• _TASK PROMPT_
Could you copy every entry exactly, with nothing changed?

[Excerpts from a dataset]
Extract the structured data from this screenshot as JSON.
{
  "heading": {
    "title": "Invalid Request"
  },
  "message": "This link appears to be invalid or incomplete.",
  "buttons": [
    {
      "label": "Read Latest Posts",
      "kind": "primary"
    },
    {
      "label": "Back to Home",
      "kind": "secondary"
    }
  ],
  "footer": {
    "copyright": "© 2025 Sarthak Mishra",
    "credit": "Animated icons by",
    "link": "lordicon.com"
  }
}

• _WRITTEN SOLUTION_
Extract the structured data from this screenshot as JSON.
{
  "heading": {
    "title": "Invalid Request"
  },
  "message": "This link appears to be invalid or incomplete.",
  "buttons": [
    {
      "label": "Read Latest Posts",
      "kind": "primary"
    },
    {
      "label": "Back to Home",
      "kind": "secondary"
    }
  ],
  "footer": {
    "copyright": "© 2025 Sarthak Mishra",
    "credit": "Animated icons by",
    "link": "lordicon.com"
  }
}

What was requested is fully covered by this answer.